» Exercise instructions: A complete and exact copy of the data below is the task.

» Supplied material:
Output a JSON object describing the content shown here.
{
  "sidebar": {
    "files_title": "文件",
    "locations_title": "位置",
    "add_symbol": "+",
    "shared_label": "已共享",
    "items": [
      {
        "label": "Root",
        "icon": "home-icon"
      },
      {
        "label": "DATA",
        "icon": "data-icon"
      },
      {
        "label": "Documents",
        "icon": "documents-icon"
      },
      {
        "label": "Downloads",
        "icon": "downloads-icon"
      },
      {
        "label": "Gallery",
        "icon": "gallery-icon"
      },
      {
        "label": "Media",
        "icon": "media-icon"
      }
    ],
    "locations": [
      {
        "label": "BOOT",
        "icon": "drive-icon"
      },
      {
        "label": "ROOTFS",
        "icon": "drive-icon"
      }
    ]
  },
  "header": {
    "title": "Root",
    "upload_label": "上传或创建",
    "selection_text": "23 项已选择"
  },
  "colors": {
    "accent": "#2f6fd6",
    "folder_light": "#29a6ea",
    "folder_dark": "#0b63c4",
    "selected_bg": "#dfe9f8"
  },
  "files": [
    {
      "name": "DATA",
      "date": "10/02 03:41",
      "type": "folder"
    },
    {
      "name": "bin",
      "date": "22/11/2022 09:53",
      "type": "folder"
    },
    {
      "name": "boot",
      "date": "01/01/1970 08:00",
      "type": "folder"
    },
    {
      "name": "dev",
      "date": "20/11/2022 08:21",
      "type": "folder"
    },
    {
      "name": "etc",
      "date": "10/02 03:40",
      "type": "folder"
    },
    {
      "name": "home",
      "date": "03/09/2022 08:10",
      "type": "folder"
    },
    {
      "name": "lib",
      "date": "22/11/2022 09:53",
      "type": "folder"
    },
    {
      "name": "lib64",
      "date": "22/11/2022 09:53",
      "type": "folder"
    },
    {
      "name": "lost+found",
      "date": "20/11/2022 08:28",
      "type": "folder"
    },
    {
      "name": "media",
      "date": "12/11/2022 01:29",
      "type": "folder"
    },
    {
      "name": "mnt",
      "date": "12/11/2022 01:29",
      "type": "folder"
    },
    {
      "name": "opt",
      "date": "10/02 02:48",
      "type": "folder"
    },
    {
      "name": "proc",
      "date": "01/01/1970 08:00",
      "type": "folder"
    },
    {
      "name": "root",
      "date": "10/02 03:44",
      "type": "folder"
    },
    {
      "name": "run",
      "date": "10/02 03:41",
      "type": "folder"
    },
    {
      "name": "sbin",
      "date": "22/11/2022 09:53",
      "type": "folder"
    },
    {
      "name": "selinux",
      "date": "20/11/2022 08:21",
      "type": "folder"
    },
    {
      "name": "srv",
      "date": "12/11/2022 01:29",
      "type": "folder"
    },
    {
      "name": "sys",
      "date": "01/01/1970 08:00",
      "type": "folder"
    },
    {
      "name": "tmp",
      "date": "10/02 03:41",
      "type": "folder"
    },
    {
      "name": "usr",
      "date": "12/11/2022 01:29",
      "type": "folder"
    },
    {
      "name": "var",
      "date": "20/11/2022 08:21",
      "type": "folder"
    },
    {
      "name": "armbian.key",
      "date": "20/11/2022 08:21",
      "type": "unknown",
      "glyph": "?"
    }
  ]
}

» Answer below:
Output a JSON object describing the content shown here.
{
  "sidebar": {
    "files_title": "文件",
    "locations_title": "位置",
    "add_symbol": "+",
    "shared_label": "已共享",
    "items": [
      {
        "label": "Root",
        "icon": "home-icon"
      },
      {
        "label": "DATA",
        "icon": "data-icon"
      },
      {
        "label": "Documents",
        "icon": "documents-icon"
      },
      {
        "label": "Downloads",
        "icon": "downloads-icon"
      },
      {
        "label": "Gallery",
        "icon": "gallery-icon"
      },
      {
        "label": "Media",
        "icon": "media-icon"
      }
    ],
    "locations": [
      {
        "label": "BOOT",
        "icon": "drive-icon"
      },
      {
        "label": "ROOTFS",
        "icon": "drive-icon"
      }
    ]
  },
  "header": {
    "title": "Root",
    "upload_label": "上传或创建",
    "selection_text": "23 项已选择"
  },
  "colors": {
    "accent": "#2f6fd6",
    "folder_light": "#29a6ea",
    "folder_dark": "#0b63c4",
    "selected_bg": "#dfe9f8"
  },
  "files": [
    {
      "name": "DATA",
      "date": "10/02 03:41",
      "type": "folder"
    },
    {
      "name": "bin",
      "date": "22/11/2022 09:53",
      "type": "folder"
    },
    {
      "name": "boot",
      "date": "01/01/1970 08:00",
      "type": "folder"
    },
    {
      "name": "dev",
      "date": "20/11/2022 08:21",
      "type": "folder"
    },
    {
      "name": "etc",
      "date": "10/02 03:40",
      "type": "folder"
    },
    {
      "name": "home",
      "date": "03/09/2022 08:10",
      "type": "folder"
    },
    {
      "name": "lib",
      "date": "22/11/2022 09:53",
      "type": "folder"
    },
    {
      "name": "lib64",
      "date": "22/11/2022 09:53",
      "type": "folder"
    },
    {
      "name": "lost+found",
      "date": "20/11/2022 08:28",
      "type": "folder"
    },
    {
      "name": "media",
      "date": "12/11/2022 01:29",
      "type": "folder"
    },
    {
      "name": "mnt",
      "date": "12/11/2022 01:29",
      "type": "folder"
    },
    {
      "name": "opt",
      "date": "10/02 02:48",
      "type": "folder"
    },
    {
      "name": "proc",
      "date": "01/01/1970 08:00",
      "type": "folder"
    },
    {
      "name": "root",
      "date": "10/02 03:44",
      "type": "folder"
    },
    {
      "name": "run",
      "date": "10/02 03:41",
      "type": "folder"
    },
    {
      "name": "sbin",
      "date": "22/11/2022 09:53",
      "type": "folder"
    },
    {
      "name": "selinux",
      "date": "20/11/2022 08:21",
      "type": "folder"
    },
    {
      "name": "srv",
      "date": "12/11/2022 01:29",
      "type": "folder"
    },
    {
      "name": "sys",
      "date": "01/01/1970 08:00",
      "type": "folder"
    },
    {
      "name": "tmp",
      "date": "10/02 03:41",
      "type": "folder"
    },
    {
      "name": "usr",
      "date": "12/11/2022 01:29",
      "type": "folder"
    },
    {
      "name": "var",
      "date": "20/11/2022 08:21",
      "type": "folder"
    },
    {
      "name": "armbian.key",
      "date": "20/11/2022 08:21",
      "type": "unknown",
      "glyph": "?"
    }
  ]
}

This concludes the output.